The closest experience I have with Mexico is chain restaurants and the Laura Esquivel novel, ‘Like Water for Chocolate’. I love this book for many reasons; interesting female characters (the men are quite secondary players), the use of magic surrealism, and the recipes in the beginning of every chapter and incorporated as essential elements to the plot of the story. The title has a dual meaning; in Mexico, hot chocolate is made by melting chocolate over a pot of boiling water (so there’s the cooking element). It also works as a metaphor for strong feelings, both sexual and anger, being ‘boiling mad’. The book is basically a love story told through food. Delicious. On both counts.
Knowing this gives me new insight to why people say don’t drink the water. Don’t drink it, boil it- and then drink hot chocolate instead. Maybe I will try doing that next year for cinco de mayo, especially since I don’t really know what dance-form they use to celebrate their heritage.
Apparently, the ‘Mexican hat dance’ is a real thing. I don’t know why, but I thought it was an invention of Walt Disney or something. Nope. This popular folk dance is actually the national dance of Mexico and a symbol of pride and honor for its people, even more than the burrito.
The Jarabe Tapatio as it’s called, is a dance of love and courtship. The hat comes into play when the man throws it to the ground and the woman stoops to pick it up- and the dance ends when they feign a kiss behind the hat- or really go for it, depending on how ‘into their characters’ they are.
The dance became even more popular when famous Russian Ballerina, Anna Pavlova, created a version done in pointe shoes. (This little sketch is from a portrait of her seen in the Kirov School Museum in St. Petersburg, again from my journal kept while I was studying in Russia). Apparently, she was showered with hats at the curtain call by her adoring
Mexican audiences.
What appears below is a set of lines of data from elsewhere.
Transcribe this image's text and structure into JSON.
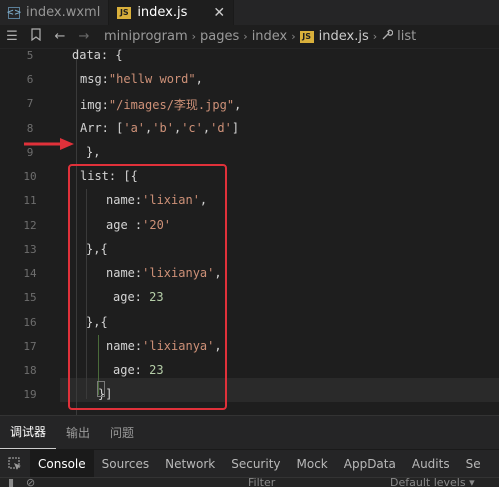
{
  "tabs": [
    {
      "label": "index.wxml",
      "icon": "wxml-file-icon",
      "active": false
    },
    {
      "label": "index.js",
      "icon": "js-file-icon",
      "active": true
    }
  ],
  "tab_close_glyph": "✕",
  "breadcrumb": {
    "items": [
      "miniprogram",
      "pages",
      "index"
    ],
    "file": "index.js",
    "symbol": "list",
    "js_badge": "JS"
  },
  "line_numbers": [
    "5",
    "6",
    "7",
    "8",
    "9",
    "10",
    "11",
    "12",
    "13",
    "14",
    "15",
    "16",
    "17",
    "18",
    "19"
  ],
  "code": {
    "l5": "data: {",
    "l6_key": "msg:",
    "l6_val": "\"hellw word\"",
    "l6_end": ",",
    "l7_key": "img:",
    "l7_val": "\"/images/李现.jpg\"",
    "l7_end": ",",
    "l8_key": "Arr: [",
    "l8_a": "'a'",
    "l8_b": "'b'",
    "l8_c": "'c'",
    "l8_d": "'d'",
    "l8_end": "]",
    "l9": "},",
    "l10": "list: [{",
    "l11_key": "name:",
    "l11_val": "'lixian'",
    "l11_end": ",",
    "l12_key": "age :",
    "l12_val": "'20'",
    "l13": "},{",
    "l14_key": "name:",
    "l14_val": "'lixianya'",
    "l14_end": ",",
    "l15_key": "age: ",
    "l15_val": "23",
    "l16": "},{",
    "l17_key": "name:",
    "l17_val": "'lixianya'",
    "l17_end": ",",
    "l18_key": "age: ",
    "l18_val": "23",
    "l19": "}]"
  },
  "panel_tabs": [
    "调试器",
    "输出",
    "问题"
  ],
  "devtools_tabs": [
    "Console",
    "Sources",
    "Network",
    "Security",
    "Mock",
    "AppData",
    "Audits",
    "Se"
  ],
  "filter": {
    "placeholder": "Filter",
    "levels": "Default levels ▾"
  },
  "colors": {
    "annotation": "#e0313a",
    "string": "#ce9178",
    "number": "#b5cea8",
    "js_badge": "#d9b03b"
  }
}
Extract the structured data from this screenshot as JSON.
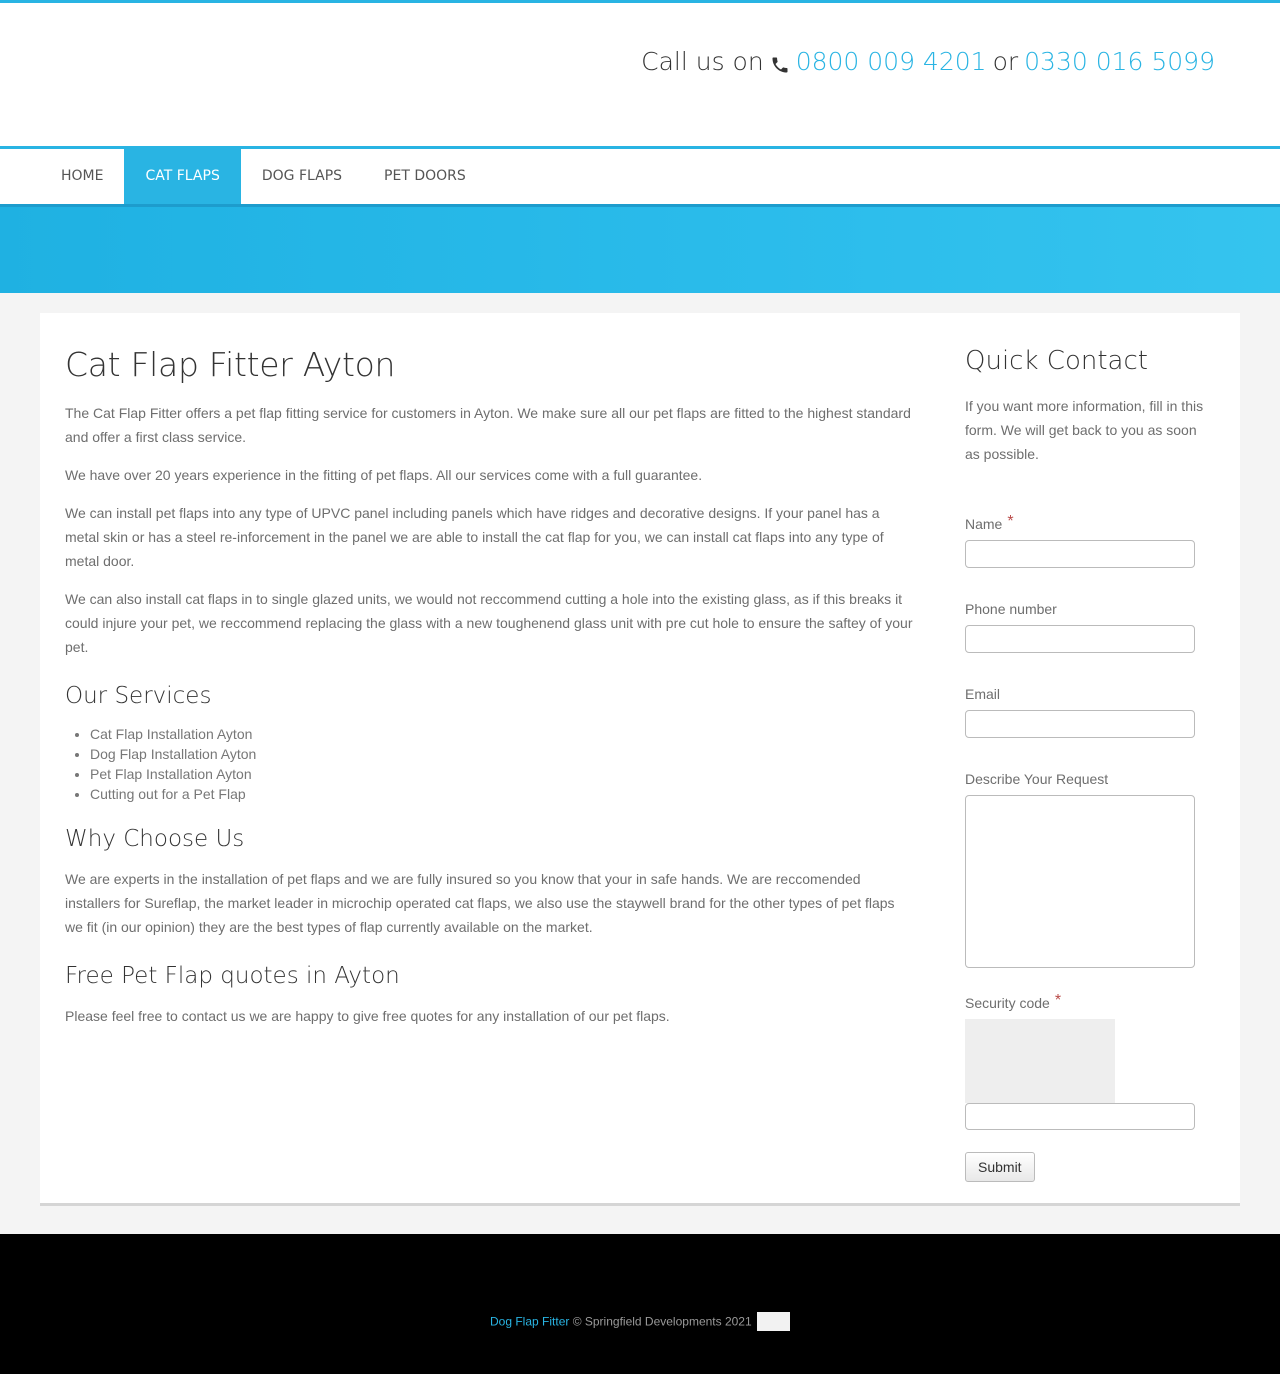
{
  "header": {
    "call_prefix": "Call us on",
    "phone_1": "0800 009 4201",
    "or_text": "or",
    "phone_2": "0330 016 5099",
    "phone_icon": "phone-icon"
  },
  "nav": {
    "items": [
      {
        "label": "HOME",
        "active": false
      },
      {
        "label": "CAT FLAPS",
        "active": true
      },
      {
        "label": "DOG FLAPS",
        "active": false
      },
      {
        "label": "PET DOORS",
        "active": false
      }
    ]
  },
  "colors": {
    "accent": "#29b4e3",
    "footer_bg": "#000000",
    "required_star": "#b94a48"
  },
  "main": {
    "title": "Cat Flap Fitter Ayton",
    "paragraphs": [
      "The Cat Flap Fitter offers a pet flap fitting service for customers in Ayton. We make sure all our pet flaps are fitted to the highest standard and offer a first class service.",
      "We have over 20 years experience in the fitting of pet flaps. All our services come with a full guarantee.",
      "We can install pet flaps into any type of UPVC panel including panels which have ridges and decorative designs. If your panel has a metal skin or has a steel re-inforcement in the panel we are able to install the cat flap for you, we can install cat flaps into any type of metal door.",
      "We can also install cat flaps in to single glazed units, we would not reccommend cutting a hole into the existing glass, as if this breaks it could injure your pet, we reccommend replacing the glass with a new toughenend glass unit with pre cut hole to ensure the saftey of your pet."
    ],
    "services_heading": "Our Services",
    "services": [
      "Cat Flap Installation Ayton",
      "Dog Flap Installation Ayton",
      "Pet Flap Installation Ayton",
      "Cutting out for a Pet Flap"
    ],
    "why_heading": "Why Choose Us",
    "why_text": "We are experts in the installation of pet flaps and we are fully insured so you know that your in safe hands. We are reccomended installers for Sureflap, the market leader in microchip operated cat flaps, we also use the staywell brand for the other types of pet flaps we fit (in our opinion) they are the best types of flap currently available on the market.",
    "quotes_heading": "Free Pet Flap quotes in Ayton",
    "quotes_text": "Please feel free to contact us we are happy to give free quotes for any installation of our pet flaps."
  },
  "sidebar": {
    "title": "Quick Contact",
    "intro": "If you want more information, fill in this form. We will get back to you as soon as possible.",
    "fields": {
      "name_label": "Name",
      "name_value": "",
      "phone_label": "Phone number",
      "phone_value": "",
      "email_label": "Email",
      "email_value": "",
      "request_label": "Describe Your Request",
      "request_value": "",
      "security_label": "Security code",
      "security_value": ""
    },
    "required_mark": "*",
    "submit_label": "Submit"
  },
  "footer": {
    "link_text": "Dog Flap Fitter",
    "copyright": "© Springfield Developments 2021"
  }
}
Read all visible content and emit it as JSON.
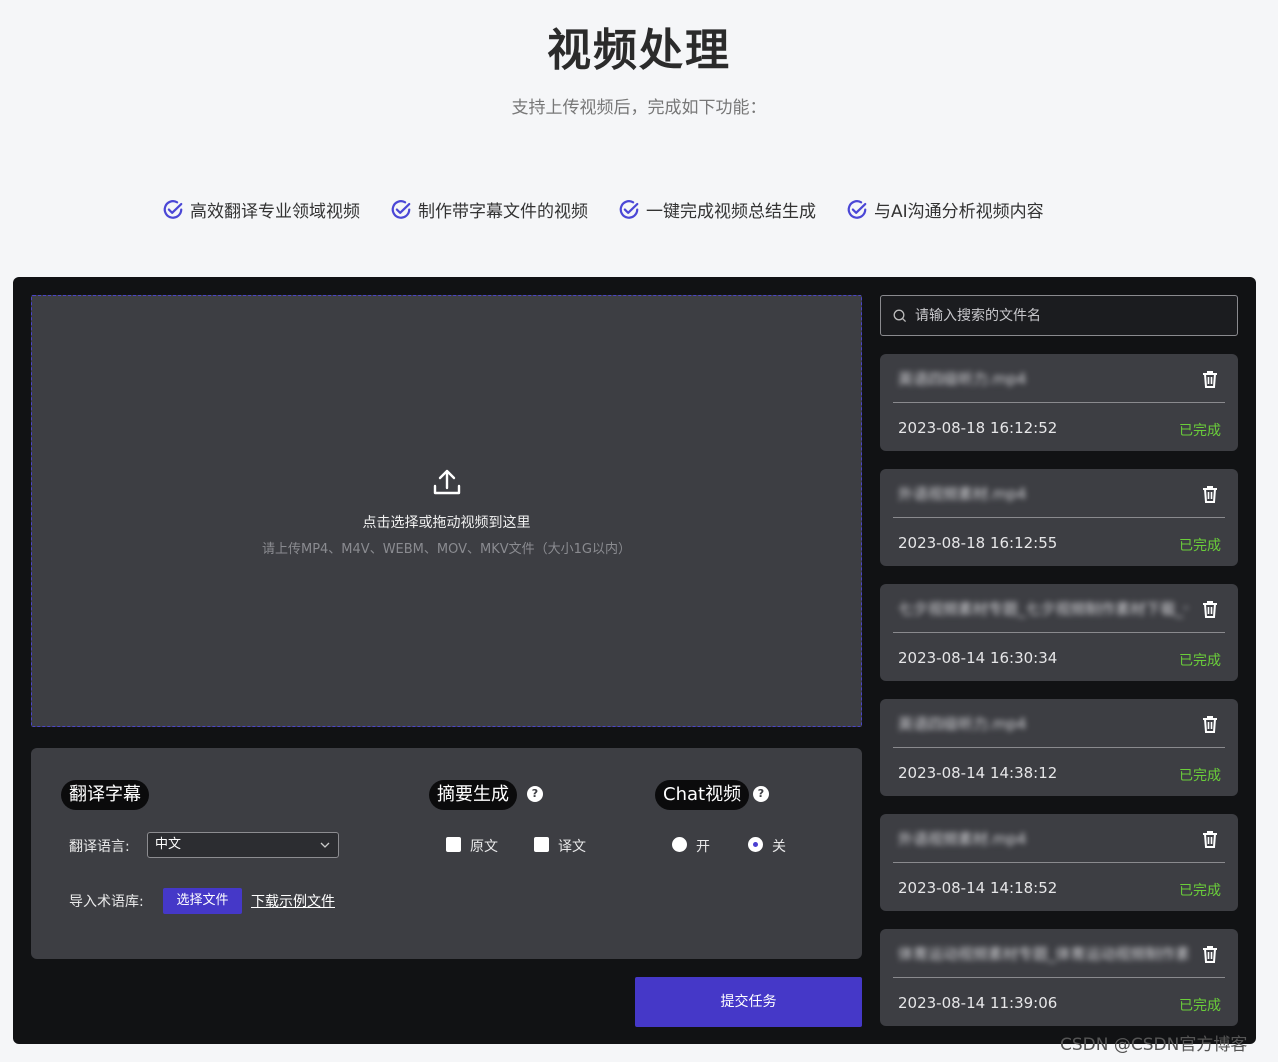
{
  "header": {
    "title": "视频处理",
    "subtitle": "支持上传视频后，完成如下功能："
  },
  "features": [
    "高效翻译专业领域视频",
    "制作带字幕文件的视频",
    "一键完成视频总结生成",
    "与AI沟通分析视频内容"
  ],
  "upload": {
    "title": "点击选择或拖动视频到这里",
    "hint": "请上传MP4、M4V、WEBM、MOV、MKV文件（大小1G以内）"
  },
  "options": {
    "translate": {
      "title": "翻译字幕",
      "language_label": "翻译语言:",
      "language_value": "中文",
      "glossary_label": "导入术语库:",
      "choose_file": "选择文件",
      "download_sample": "下载示例文件"
    },
    "summary": {
      "title": "摘要生成",
      "help": "?",
      "original": "原文",
      "translation": "译文"
    },
    "chat": {
      "title": "Chat视频",
      "help": "?",
      "on": "开",
      "off": "关",
      "selected": "off"
    }
  },
  "submit_label": "提交任务",
  "search": {
    "placeholder": "请输入搜索的文件名"
  },
  "files": [
    {
      "name": "英语四级听力.mp4",
      "time": "2023-08-18 16:12:52",
      "status": "已完成"
    },
    {
      "name": "外语视频素材.mp4",
      "time": "2023-08-18 16:12:55",
      "status": "已完成"
    },
    {
      "name": "七夕视频素材专题_七夕视频制作素材下载_七夕",
      "time": "2023-08-14 16:30:34",
      "status": "已完成"
    },
    {
      "name": "英语四级听力.mp4",
      "time": "2023-08-14 14:38:12",
      "status": "已完成"
    },
    {
      "name": "外语视频素材.mp4",
      "time": "2023-08-14 14:18:52",
      "status": "已完成"
    },
    {
      "name": "体育运动视频素材专题_体育运动视频制作素材下载",
      "time": "2023-08-14 11:39:06",
      "status": "已完成"
    }
  ],
  "watermark": "CSDN @CSDN官方博客",
  "colors": {
    "accent": "#4538c8",
    "success": "#6acd3a",
    "panel": "#111214",
    "card": "#3d3e43"
  }
}
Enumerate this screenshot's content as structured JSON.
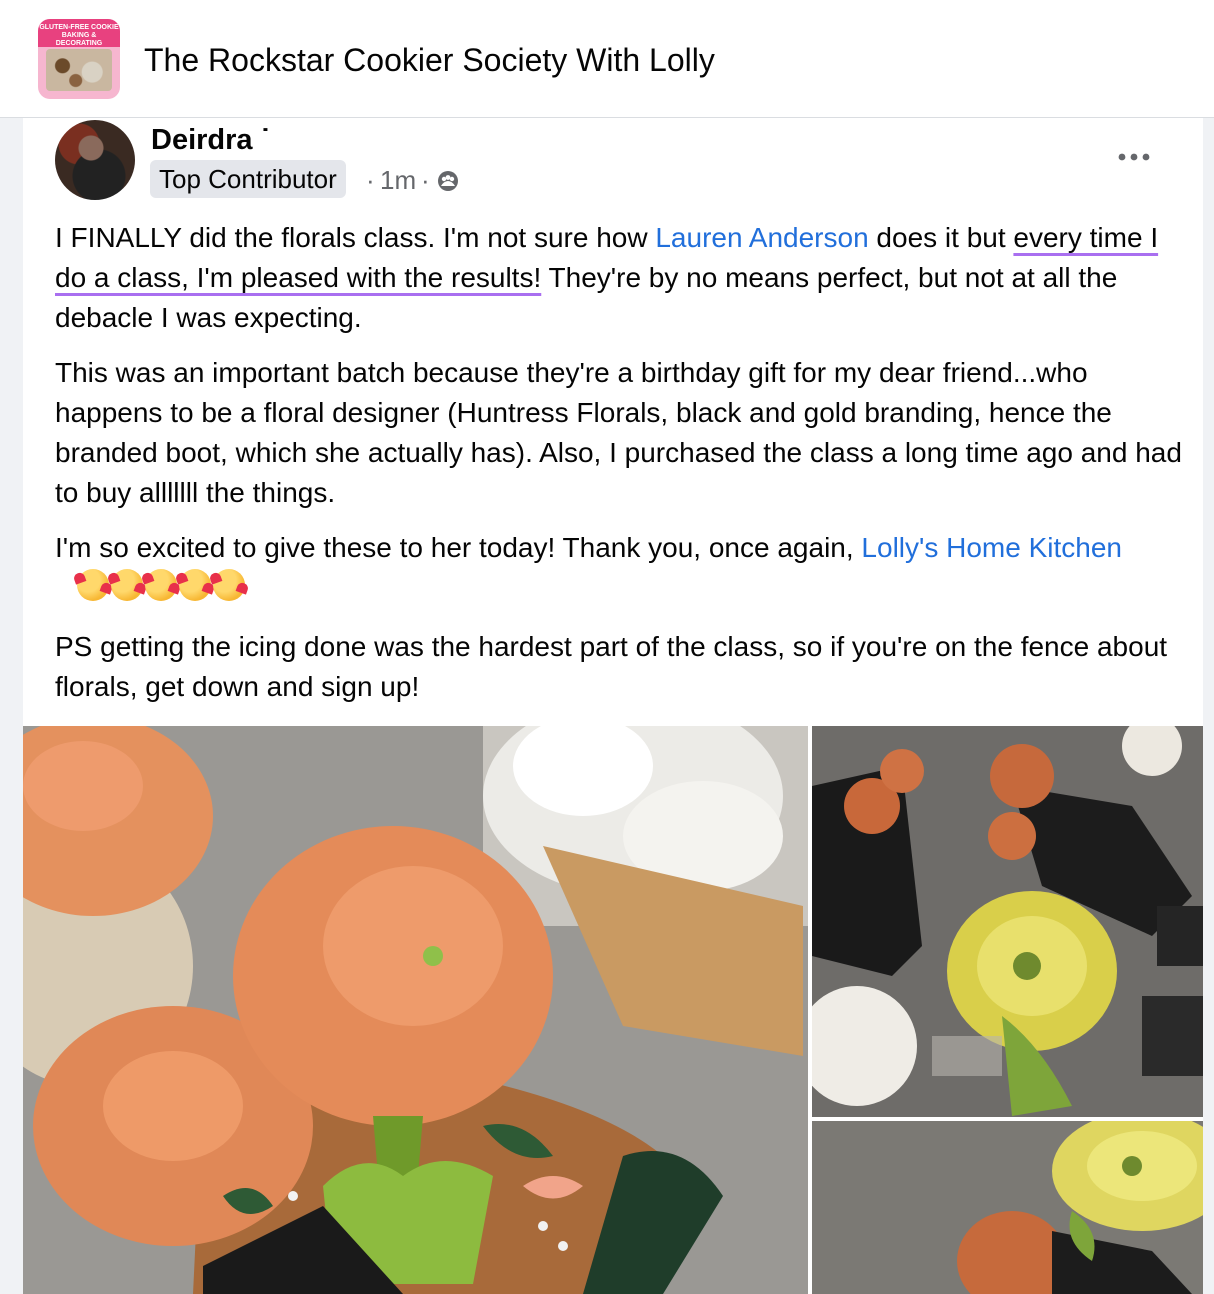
{
  "group": {
    "title": "The Rockstar Cookier Society With Lolly",
    "thumbnail_text": "GLUTEN-FREE COOKIE BAKING & DECORATING"
  },
  "post": {
    "author": "Deirdra ˙",
    "badge": "Top Contributor",
    "dot": "·",
    "time": "1m",
    "privacy_icon": "group-members-icon",
    "more_icon": "more-options-icon",
    "paragraphs": {
      "p1": {
        "a": "I FINALLY did the florals class. I'm not sure how ",
        "mention": "Lauren Anderson",
        "b": " does it but ",
        "highlight": "every time I do a class, I'm pleased with the results!",
        "c": " They're by no means perfect, but not at all the debacle I was expecting."
      },
      "p2": "This was an important batch because they're a birthday gift for my dear friend...who happens to be a floral designer (Huntress Florals, black and gold branding, hence the branded boot, which she actually has).  Also, I purchased the class a long time ago and had to buy alllllll the things.",
      "p3": {
        "a": "I'm so excited to give these to her today! Thank you, once again, ",
        "mention": "Lolly's Home Kitchen",
        "emoji_icon": "smiling-face-with-hearts-icon",
        "emoji_count": 5
      },
      "p4": "PS getting the icing done was the hardest part of the class, so if you're on the fence about florals, get down and sign up!"
    },
    "highlight_color": "#a96ff0",
    "mention_color": "#216fdb",
    "photos": [
      "photo-main",
      "photo-side-top",
      "photo-side-bottom"
    ]
  }
}
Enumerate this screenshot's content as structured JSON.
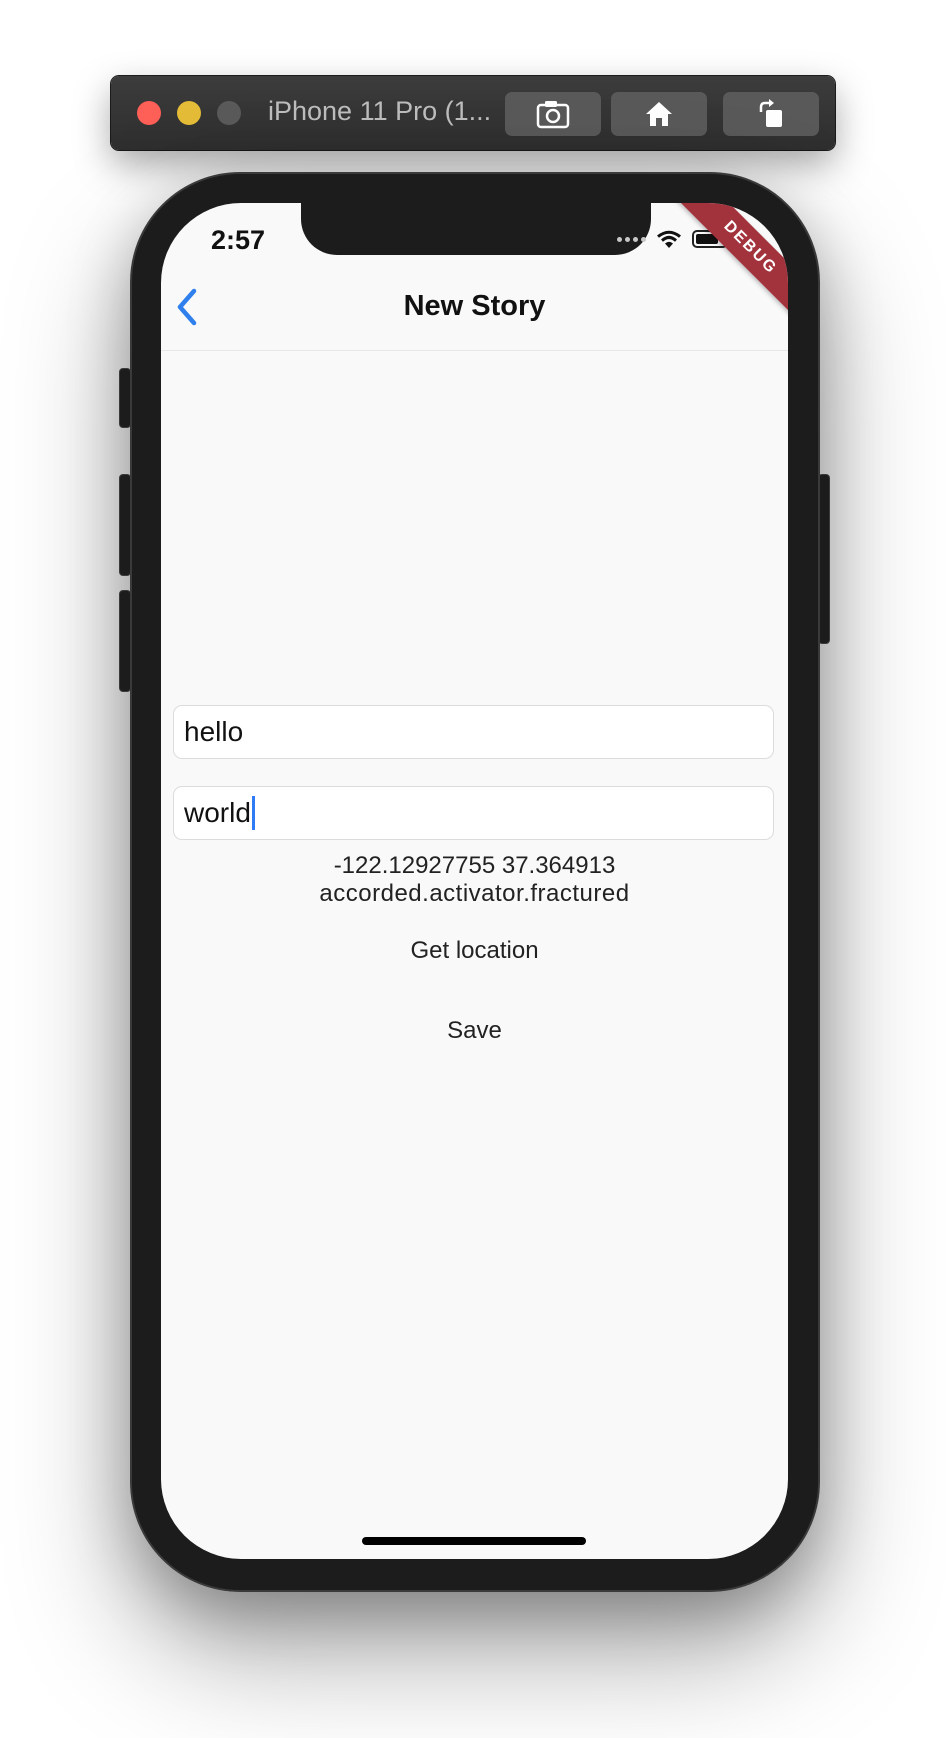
{
  "simulator": {
    "title": "iPhone 11 Pro (1...",
    "toolbar_icons": [
      "screenshot-icon",
      "home-icon",
      "rotate-icon"
    ]
  },
  "status_bar": {
    "time": "2:57"
  },
  "debug_banner": "DEBUG",
  "navbar": {
    "title": "New Story",
    "back_icon": "chevron-left-icon",
    "accent_color": "#2f80ed"
  },
  "form": {
    "title_value": "hello",
    "body_value": "world",
    "coordinates": "-122.12927755 37.364913",
    "words": "accorded.activator.fractured",
    "get_location_label": "Get location",
    "save_label": "Save"
  }
}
Personally, I think I’d prefer roses, but I obviously don’t look so great in a sombrero.
In 1924 the secretary of Education decided that the dance should be taught in the public school system as a form of Mexican identity, designed to supersede any local dance traditions and bind together the ethnically diverse population. That is something that I love so much about many art forms, whether it be dance, music, literature, or culinary arts; it has the power to help define a culture and manage to equalize it and bring it together.
The arts are often the catalyst for empowerment, self-expression, education, and unity. Like water for chocolate, dance can turn the whole world into one big melting pot. Even if I’ve never been to Mexico, I think I can celebrate that.